House of Commons (Method of Voting and Redistribution of Seats) Act (Northern Ireland) 1929

The House of Commons (Method of Voting and Redistribution of Seats) Act (Northern Ireland) 1929 was an Act of the Parliament of Northern Ireland at Stormont which changed the usual voting system used for the House of Commons of Northern Ireland from single transferable vote (STV) to first past the post (FPTP).[n 1] As a consequence, the act also subdivided nine of the ten multiple-seat constituencies established by the Government of Ireland Act 1920 into 48 single-seat constituencies. The only exception was the Queen's University constituency, which remained STV until its 1969 abolition.[n 2] The act was passed in time for the 1929 Stormont election.

The 1929 act has been interpreted by Irish nationalists, at the time and in later years, as an attempt by the Ulster Unionist Party (UUP) to reduce nationalist representation.[2] Dennis Pringle argues that, although gerrymandering and malapportionment at local government level was intended to strengthen Ulster unionist candidates at the expense of nationalism,[3] this was not the case at Stormont, where the unionist majority was secure; instead, the Craigavon ministry's concern was to defend the middle-class UUP against working-class independent unionists and the Northern Ireland Labour Party.[2] These lost more seats than the nationalists at the 1929 election, because their support was more evenly spread than the nationalist and unionist parties.[4]


  1. ^ Stormont by-elections had always used FPTP rather than STV or its single-winner analogue, the alternative vote.[1]
  2. ^ Similarly, university constituencies in the Westminster House of Commons used STV until their 1950 abolition.


  • Stormont Debates: Commons vol.10
  • Quekett, Arthur S., ed. (1933). "House of Commons (Method of Voting and Redistribution of Seats) Act (Northern Ireland) 1929". The Constitution Of Northern Ireland. Vol. Part II: The Government of Ireland Act, 1920 and Subsequent Enactments. Belfast: His Majesty's Stationery Office for the Government of Northern Ireland. pp. 345–377. Retrieved 2 October 2020.

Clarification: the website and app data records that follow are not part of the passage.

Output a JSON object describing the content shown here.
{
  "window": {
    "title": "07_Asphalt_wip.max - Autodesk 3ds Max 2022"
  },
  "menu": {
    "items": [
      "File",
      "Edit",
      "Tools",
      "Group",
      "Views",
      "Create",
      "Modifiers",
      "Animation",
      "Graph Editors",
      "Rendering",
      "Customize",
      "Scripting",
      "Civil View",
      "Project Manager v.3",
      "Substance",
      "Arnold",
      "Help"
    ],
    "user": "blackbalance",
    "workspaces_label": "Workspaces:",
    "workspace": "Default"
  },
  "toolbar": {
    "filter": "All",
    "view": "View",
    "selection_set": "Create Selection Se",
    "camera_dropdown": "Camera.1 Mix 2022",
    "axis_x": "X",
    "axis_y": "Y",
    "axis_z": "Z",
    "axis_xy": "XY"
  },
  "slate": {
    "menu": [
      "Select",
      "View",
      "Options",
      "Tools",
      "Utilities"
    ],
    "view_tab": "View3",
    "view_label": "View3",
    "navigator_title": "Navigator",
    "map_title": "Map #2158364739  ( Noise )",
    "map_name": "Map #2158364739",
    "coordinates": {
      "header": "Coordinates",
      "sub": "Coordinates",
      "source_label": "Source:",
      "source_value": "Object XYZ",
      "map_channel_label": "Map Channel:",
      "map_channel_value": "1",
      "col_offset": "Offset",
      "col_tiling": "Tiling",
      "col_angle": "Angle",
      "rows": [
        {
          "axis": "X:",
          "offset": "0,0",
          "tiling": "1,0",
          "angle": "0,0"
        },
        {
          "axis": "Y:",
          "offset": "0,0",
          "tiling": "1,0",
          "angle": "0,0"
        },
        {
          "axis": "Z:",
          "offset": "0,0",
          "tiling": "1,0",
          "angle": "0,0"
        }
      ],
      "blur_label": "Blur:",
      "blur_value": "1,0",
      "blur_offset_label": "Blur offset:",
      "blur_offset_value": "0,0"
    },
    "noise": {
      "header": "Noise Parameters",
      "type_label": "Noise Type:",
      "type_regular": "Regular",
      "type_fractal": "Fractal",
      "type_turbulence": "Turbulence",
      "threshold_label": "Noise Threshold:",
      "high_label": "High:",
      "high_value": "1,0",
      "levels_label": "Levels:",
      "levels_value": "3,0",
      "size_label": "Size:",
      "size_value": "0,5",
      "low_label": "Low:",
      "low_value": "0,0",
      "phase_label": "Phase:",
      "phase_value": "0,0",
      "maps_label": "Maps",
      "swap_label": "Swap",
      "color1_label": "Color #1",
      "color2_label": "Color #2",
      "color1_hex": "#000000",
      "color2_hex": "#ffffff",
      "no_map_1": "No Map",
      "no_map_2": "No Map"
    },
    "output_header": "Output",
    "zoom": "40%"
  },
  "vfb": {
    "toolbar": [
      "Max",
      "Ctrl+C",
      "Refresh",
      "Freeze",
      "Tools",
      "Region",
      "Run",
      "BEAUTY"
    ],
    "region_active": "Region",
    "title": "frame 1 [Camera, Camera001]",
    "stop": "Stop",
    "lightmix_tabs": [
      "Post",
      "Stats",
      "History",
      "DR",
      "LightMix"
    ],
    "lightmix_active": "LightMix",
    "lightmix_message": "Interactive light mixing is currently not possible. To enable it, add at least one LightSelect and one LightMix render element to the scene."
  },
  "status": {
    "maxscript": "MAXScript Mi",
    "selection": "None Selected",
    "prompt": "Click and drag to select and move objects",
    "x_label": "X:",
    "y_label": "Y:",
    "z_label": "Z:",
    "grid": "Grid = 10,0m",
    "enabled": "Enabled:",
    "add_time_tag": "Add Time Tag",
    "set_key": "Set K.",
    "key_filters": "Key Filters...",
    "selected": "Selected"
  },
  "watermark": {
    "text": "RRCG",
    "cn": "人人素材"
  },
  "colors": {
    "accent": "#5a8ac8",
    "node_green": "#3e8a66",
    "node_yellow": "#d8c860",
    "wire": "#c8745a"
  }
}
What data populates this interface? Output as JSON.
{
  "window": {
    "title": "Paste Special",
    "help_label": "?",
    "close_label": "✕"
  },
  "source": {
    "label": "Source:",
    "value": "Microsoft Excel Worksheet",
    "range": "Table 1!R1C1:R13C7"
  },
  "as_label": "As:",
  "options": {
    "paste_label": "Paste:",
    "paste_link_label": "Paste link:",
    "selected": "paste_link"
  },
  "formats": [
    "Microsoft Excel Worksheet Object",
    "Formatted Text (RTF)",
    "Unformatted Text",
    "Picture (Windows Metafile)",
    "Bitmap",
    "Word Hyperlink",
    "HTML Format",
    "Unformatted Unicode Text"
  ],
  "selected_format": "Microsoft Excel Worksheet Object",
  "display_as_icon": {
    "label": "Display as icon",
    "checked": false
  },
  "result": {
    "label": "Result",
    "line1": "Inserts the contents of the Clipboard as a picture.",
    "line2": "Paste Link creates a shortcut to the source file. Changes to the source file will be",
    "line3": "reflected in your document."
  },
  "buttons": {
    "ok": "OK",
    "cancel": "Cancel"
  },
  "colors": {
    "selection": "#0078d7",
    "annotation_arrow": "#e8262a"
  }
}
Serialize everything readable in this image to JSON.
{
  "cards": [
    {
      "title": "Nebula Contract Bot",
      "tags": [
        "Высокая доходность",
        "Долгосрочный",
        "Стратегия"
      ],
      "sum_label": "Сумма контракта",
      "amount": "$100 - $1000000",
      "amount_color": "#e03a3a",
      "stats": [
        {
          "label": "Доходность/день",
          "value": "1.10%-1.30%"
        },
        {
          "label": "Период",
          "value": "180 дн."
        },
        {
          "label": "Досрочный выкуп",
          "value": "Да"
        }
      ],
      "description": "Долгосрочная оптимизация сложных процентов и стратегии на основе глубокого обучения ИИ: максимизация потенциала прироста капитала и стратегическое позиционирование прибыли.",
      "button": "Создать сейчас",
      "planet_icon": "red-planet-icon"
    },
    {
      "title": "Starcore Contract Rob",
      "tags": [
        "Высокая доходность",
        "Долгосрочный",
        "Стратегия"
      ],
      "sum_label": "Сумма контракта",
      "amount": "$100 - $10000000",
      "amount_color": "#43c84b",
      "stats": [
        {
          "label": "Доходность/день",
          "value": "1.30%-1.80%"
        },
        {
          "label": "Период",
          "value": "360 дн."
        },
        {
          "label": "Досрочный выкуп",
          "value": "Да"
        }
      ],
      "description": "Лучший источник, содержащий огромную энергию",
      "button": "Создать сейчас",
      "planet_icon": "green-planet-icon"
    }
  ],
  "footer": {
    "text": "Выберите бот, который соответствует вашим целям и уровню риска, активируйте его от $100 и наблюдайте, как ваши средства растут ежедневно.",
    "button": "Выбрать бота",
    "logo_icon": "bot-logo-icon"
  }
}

  1. ^ Government of Ireland Act 1920 sec.14(3) "The members shall be elected by the same electors and in the same manner as members returned by constituencies in Ireland to serve in the Parliament of the United Kingdom, except that at any contested election of the full number of members the election shall be according to the principle of proportional representation, each elector having one transferable vote" [emphasis added].
  2. ^ a b Pringle 1980 p.188
  3. ^ Whyte, J.H. (1983). "How much discrimination was there under the unionist regime, 1921–68?". In Gallagher, Tom; O'Connell, James (eds.). Contemporary Irish Studies. Manchester, United Kingdom: Manchester University Press.
  4. ^ Pringle 1980 p.198